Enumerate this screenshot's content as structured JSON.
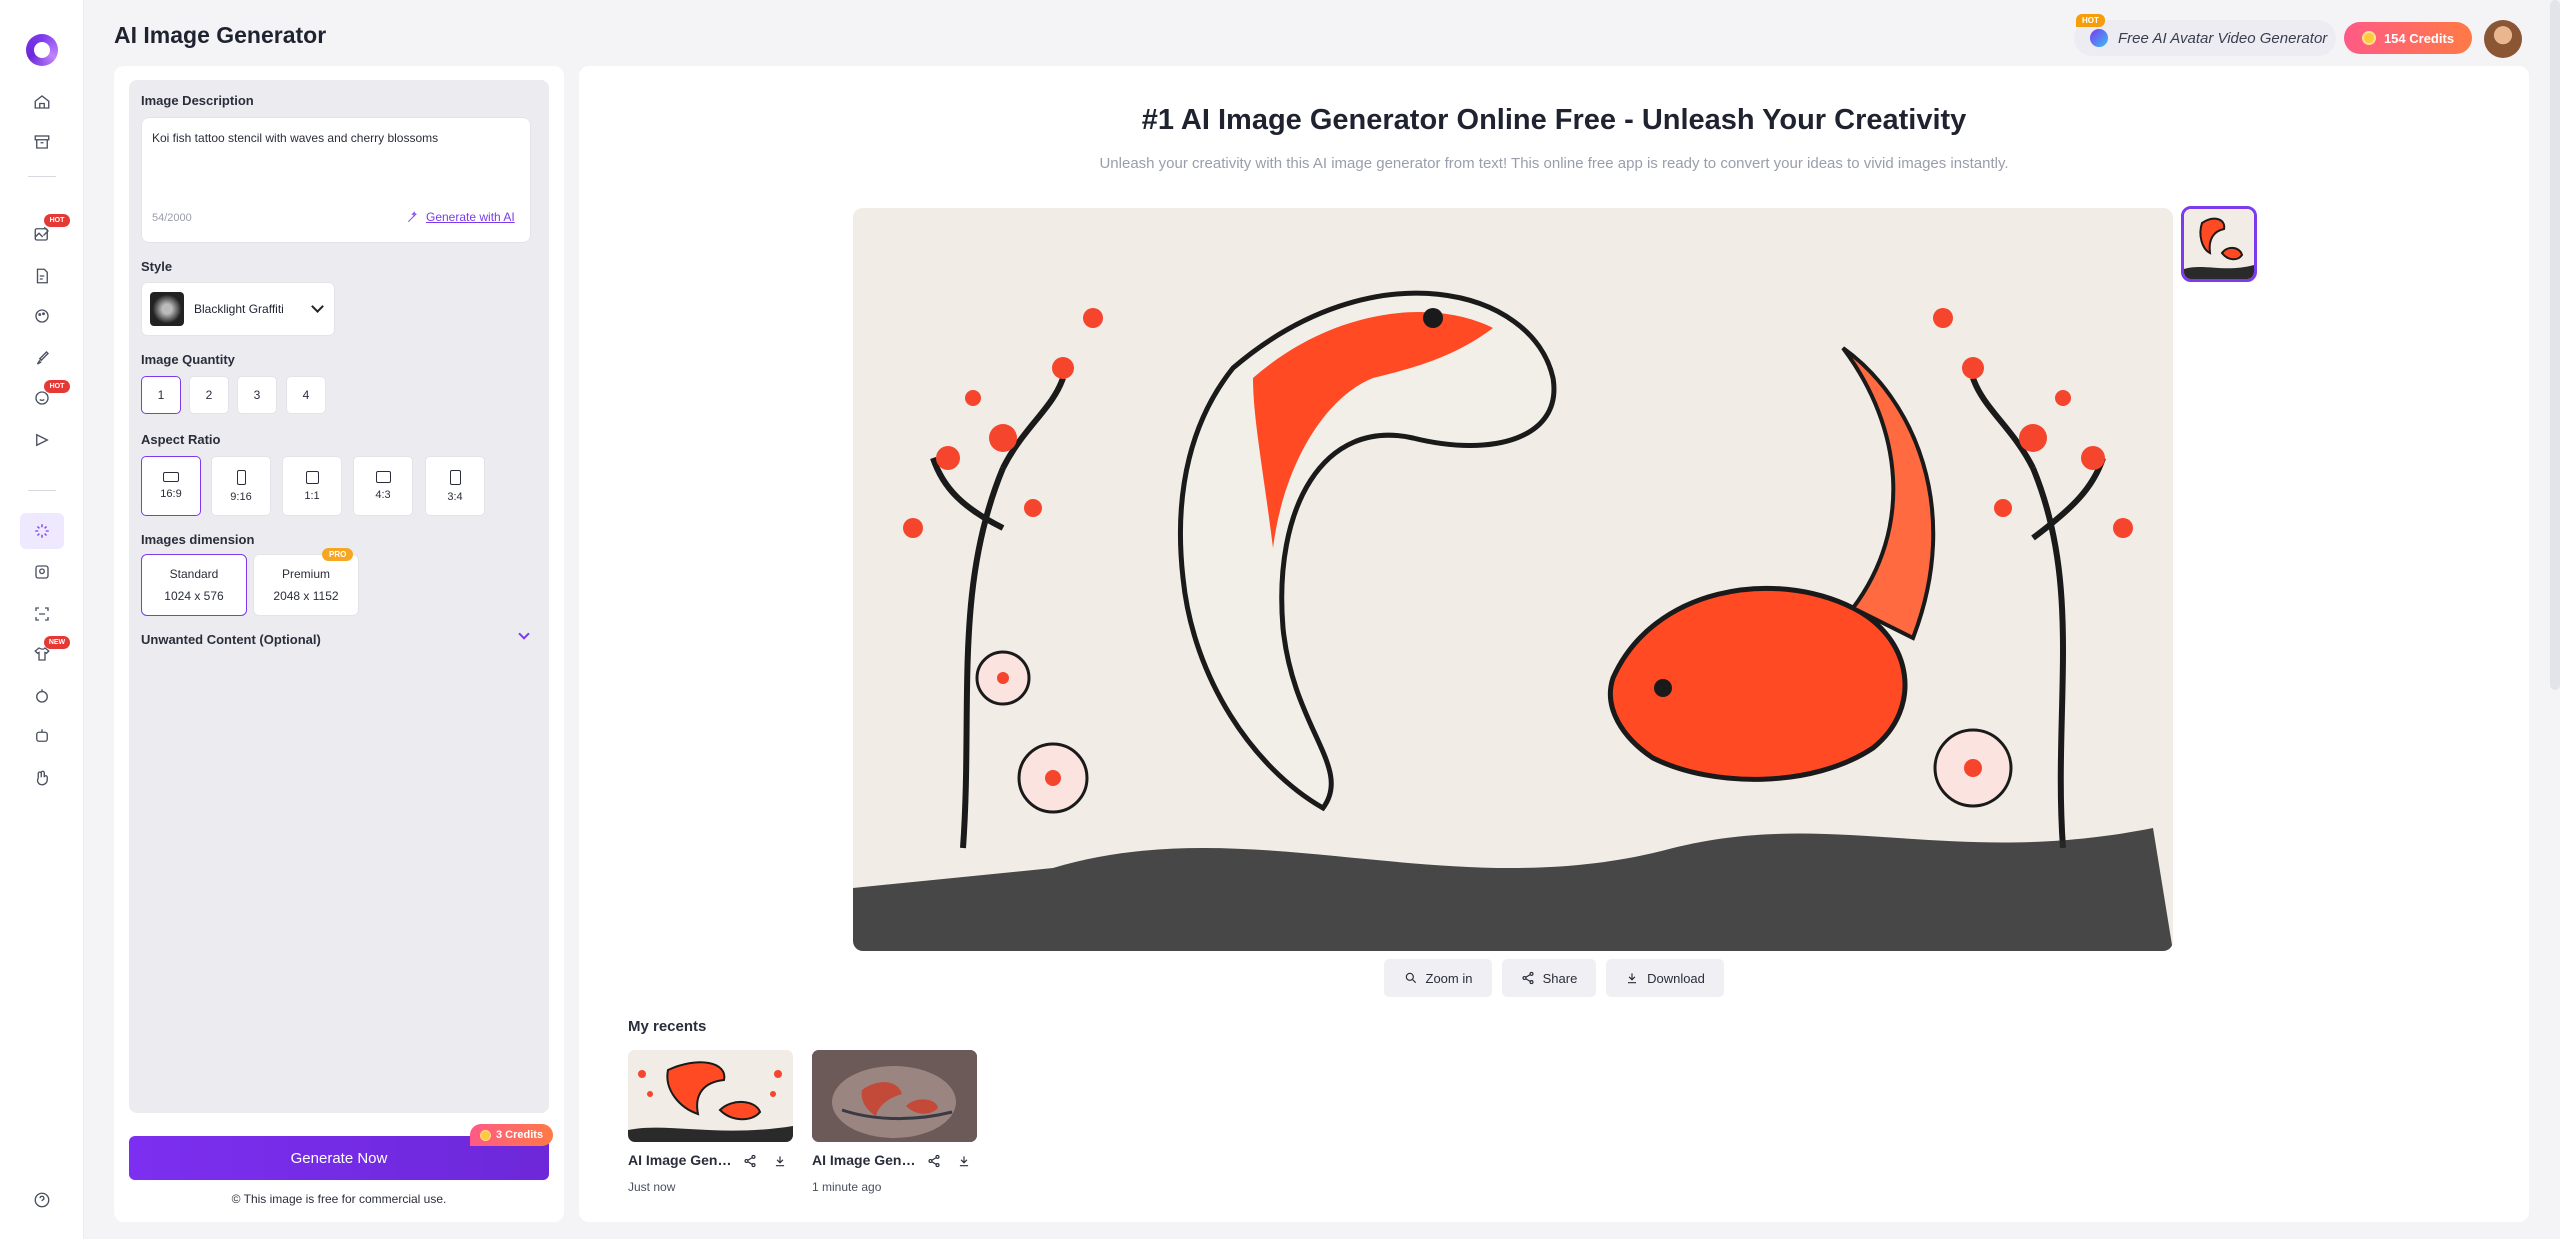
{
  "app": {
    "title": "AI Image Generator"
  },
  "header": {
    "promo_badge": "HOT",
    "promo_label": "Free AI Avatar Video Generator",
    "credits_label": "154 Credits"
  },
  "sidebar": {
    "badges": {
      "hot": "HOT",
      "new": "NEW"
    }
  },
  "form": {
    "description_label": "Image Description",
    "description_value": "Koi fish tattoo stencil with waves and cherry blossoms",
    "char_count": "54/2000",
    "generate_with_ai": "Generate with AI",
    "style_label": "Style",
    "style_value": "Blacklight Graffiti",
    "quantity_label": "Image Quantity",
    "quantities": [
      "1",
      "2",
      "3",
      "4"
    ],
    "aspect_label": "Aspect Ratio",
    "aspects": [
      "16:9",
      "9:16",
      "1:1",
      "4:3",
      "3:4"
    ],
    "dimension_label": "Images dimension",
    "dimensions": [
      {
        "name": "Standard",
        "size": "1024 x 576"
      },
      {
        "name": "Premium",
        "size": "2048 x 1152"
      }
    ],
    "pro_badge": "PRO",
    "unwanted_label": "Unwanted Content (Optional)",
    "generate_button": "Generate Now",
    "generate_cost": "3 Credits",
    "free_note": "This image is free for commercial use."
  },
  "main": {
    "title": "#1 AI Image Generator Online Free - Unleash Your Creativity",
    "subtitle": "Unleash your creativity with this AI image generator from text! This online free app is ready to convert your ideas to vivid images instantly.",
    "actions": {
      "zoom": "Zoom in",
      "share": "Share",
      "download": "Download"
    },
    "recents_title": "My recents",
    "recents": [
      {
        "name": "AI Image Generator",
        "time": "Just now"
      },
      {
        "name": "AI Image Generator",
        "time": "1 minute ago"
      }
    ]
  },
  "colors": {
    "accent": "#7c3aed",
    "credits_gradient_start": "#ff5a86",
    "credits_gradient_end": "#ff7a45"
  }
}
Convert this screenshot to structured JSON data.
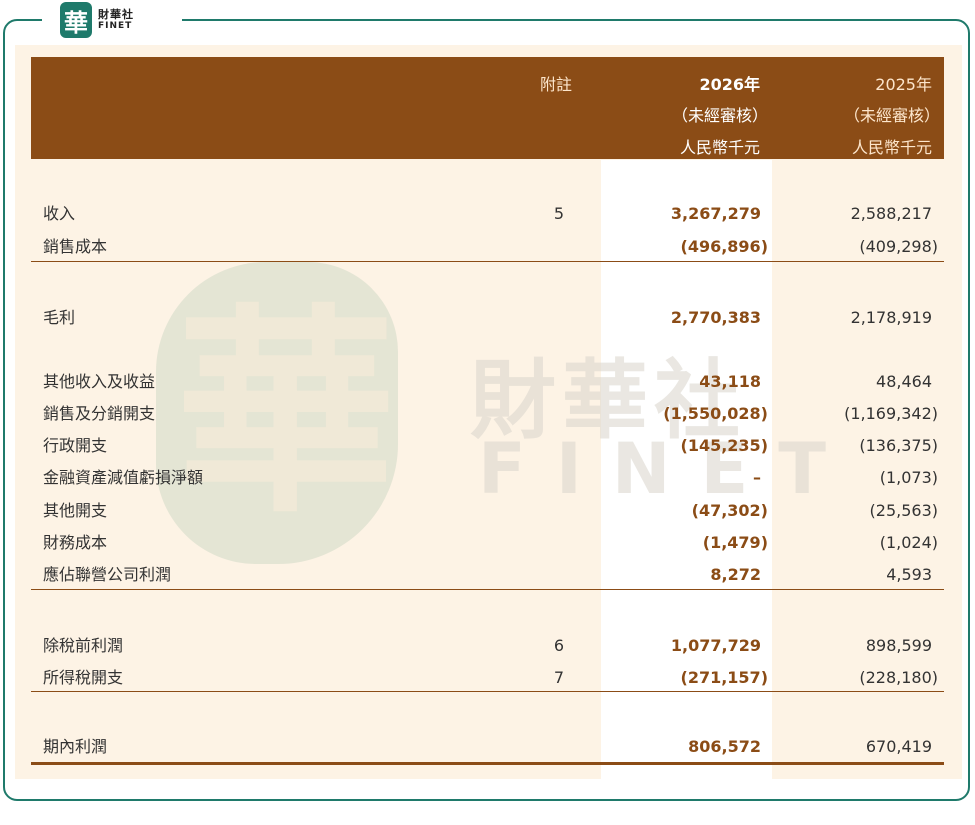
{
  "brand": {
    "name_cn": "財華社",
    "name_en": "FINET",
    "seal_char": "華"
  },
  "header": {
    "note_label": "附註",
    "current": {
      "year": "2026年",
      "audit": "（未經審核）",
      "unit": "人民幣千元"
    },
    "previous": {
      "year": "2025年",
      "audit": "（未經審核）",
      "unit": "人民幣千元"
    }
  },
  "rows": [
    {
      "label": "收入",
      "note": "5",
      "current": "3,267,279",
      "previous": "2,588,217"
    },
    {
      "label": "銷售成本",
      "note": "",
      "current": "(496,896)",
      "previous": "(409,298)"
    },
    {
      "label": "毛利",
      "note": "",
      "current": "2,770,383",
      "previous": "2,178,919"
    },
    {
      "label": "其他收入及收益",
      "note": "",
      "current": "43,118",
      "previous": "48,464"
    },
    {
      "label": "銷售及分銷開支",
      "note": "",
      "current": "(1,550,028)",
      "previous": "(1,169,342)"
    },
    {
      "label": "行政開支",
      "note": "",
      "current": "(145,235)",
      "previous": "(136,375)"
    },
    {
      "label": "金融資產減值虧損淨額",
      "note": "",
      "current": "–",
      "previous": "(1,073)"
    },
    {
      "label": "其他開支",
      "note": "",
      "current": "(47,302)",
      "previous": "(25,563)"
    },
    {
      "label": "財務成本",
      "note": "",
      "current": "(1,479)",
      "previous": "(1,024)"
    },
    {
      "label": "應佔聯營公司利潤",
      "note": "",
      "current": "8,272",
      "previous": "4,593"
    },
    {
      "label": "除稅前利潤",
      "note": "6",
      "current": "1,077,729",
      "previous": "898,599"
    },
    {
      "label": "所得稅開支",
      "note": "7",
      "current": "(271,157)",
      "previous": "(228,180)"
    },
    {
      "label": "期內利潤",
      "note": "",
      "current": "806,572",
      "previous": "670,419"
    }
  ],
  "watermark": {
    "cn": "財華社",
    "en": "FINET",
    "seal_char": "華"
  },
  "colors": {
    "header_band": "#8b4c16",
    "frame": "#1f7a6b",
    "panel": "#fdf3e5",
    "accent_text": "#8b4c16"
  }
}
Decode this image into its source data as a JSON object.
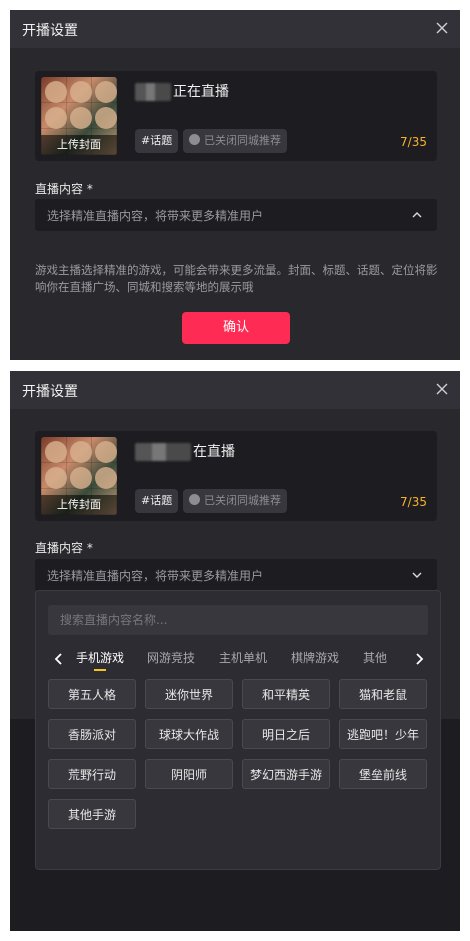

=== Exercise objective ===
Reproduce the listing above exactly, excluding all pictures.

=== Result of the task ===
Enumerate this screenshot's content as structured JSON.
{
  "app": {
    "title": "AI Image Generator"
  },
  "header": {
    "promo_badge": "HOT",
    "promo_label": "Free AI Avatar Video Generator",
    "credits_label": "154 Credits"
  },
  "sidebar": {
    "badges": {
      "hot": "HOT",
      "new": "NEW"
    }
  },
  "form": {
    "description_label": "Image Description",
    "description_value": "Koi fish tattoo stencil with waves and cherry blossoms",
    "char_count": "54/2000",
    "generate_with_ai": "Generate with AI",
    "style_label": "Style",
    "style_value": "Blacklight Graffiti",
    "quantity_label": "Image Quantity",
    "quantities": [
      "1",
      "2",
      "3",
      "4"
    ],
    "aspect_label": "Aspect Ratio",
    "aspects": [
      "16:9",
      "9:16",
      "1:1",
      "4:3",
      "3:4"
    ],
    "dimension_label": "Images dimension",
    "dimensions": [
      {
        "name": "Standard",
        "size": "1024 x 576"
      },
      {
        "name": "Premium",
        "size": "2048 x 1152"
      }
    ],
    "pro_badge": "PRO",
    "unwanted_label": "Unwanted Content (Optional)",
    "generate_button": "Generate Now",
    "generate_cost": "3 Credits",
    "free_note": "This image is free for commercial use."
  },
  "main": {
    "title": "#1 AI Image Generator Online Free - Unleash Your Creativity",
    "subtitle": "Unleash your creativity with this AI image generator from text! This online free app is ready to convert your ideas to vivid images instantly.",
    "actions": {
      "zoom": "Zoom in",
      "share": "Share",
      "download": "Download"
    },
    "recents_title": "My recents",
    "recents": [
      {
        "name": "AI Image Generator",
        "time": "Just now"
      },
      {
        "name": "AI Image Generator",
        "time": "1 minute ago"
      }
    ]
  },
  "colors": {
    "accent": "#7c3aed",
    "credits_gradient_start": "#ff5a86",
    "credits_gradient_end": "#ff7a45"
  }
}
Convert this screenshot to structured JSON data.
{
  "brand": {
    "name_cn": "財華社",
    "name_en": "FINET",
    "seal_char": "華"
  },
  "header": {
    "note_label": "附註",
    "current": {
      "year": "2026年",
      "audit": "（未經審核）",
      "unit": "人民幣千元"
    },
    "previous": {
      "year": "2025年",
      "audit": "（未經審核）",
      "unit": "人民幣千元"
    }
  },
  "rows": [
    {
      "label": "收入",
      "note": "5",
      "current": "3,267,279",
      "previous": "2,588,217"
    },
    {
      "label": "銷售成本",
      "note": "",
      "current": "(496,896)",
      "previous": "(409,298)"
    },
    {
      "label": "毛利",
      "note": "",
      "current": "2,770,383",
      "previous": "2,178,919"
    },
    {
      "label": "其他收入及收益",
      "note": "",
      "current": "43,118",
      "previous": "48,464"
    },
    {
      "label": "銷售及分銷開支",
      "note": "",
      "current": "(1,550,028)",
      "previous": "(1,169,342)"
    },
    {
      "label": "行政開支",
      "note": "",
      "current": "(145,235)",
      "previous": "(136,375)"
    },
    {
      "label": "金融資產減值虧損淨額",
      "note": "",
      "current": "–",
      "previous": "(1,073)"
    },
    {
      "label": "其他開支",
      "note": "",
      "current": "(47,302)",
      "previous": "(25,563)"
    },
    {
      "label": "財務成本",
      "note": "",
      "current": "(1,479)",
      "previous": "(1,024)"
    },
    {
      "label": "應佔聯營公司利潤",
      "note": "",
      "current": "8,272",
      "previous": "4,593"
    },
    {
      "label": "除稅前利潤",
      "note": "6",
      "current": "1,077,729",
      "previous": "898,599"
    },
    {
      "label": "所得稅開支",
      "note": "7",
      "current": "(271,157)",
      "previous": "(228,180)"
    },
    {
      "label": "期內利潤",
      "note": "",
      "current": "806,572",
      "previous": "670,419"
    }
  ],
  "watermark": {
    "cn": "財華社",
    "en": "FINET",
    "seal_char": "華"
  },
  "colors": {
    "header_band": "#8b4c16",
    "frame": "#1f7a6b",
    "panel": "#fdf3e5",
    "accent_text": "#8b4c16"
  }
}
Decode this image into its source data as a JSON object.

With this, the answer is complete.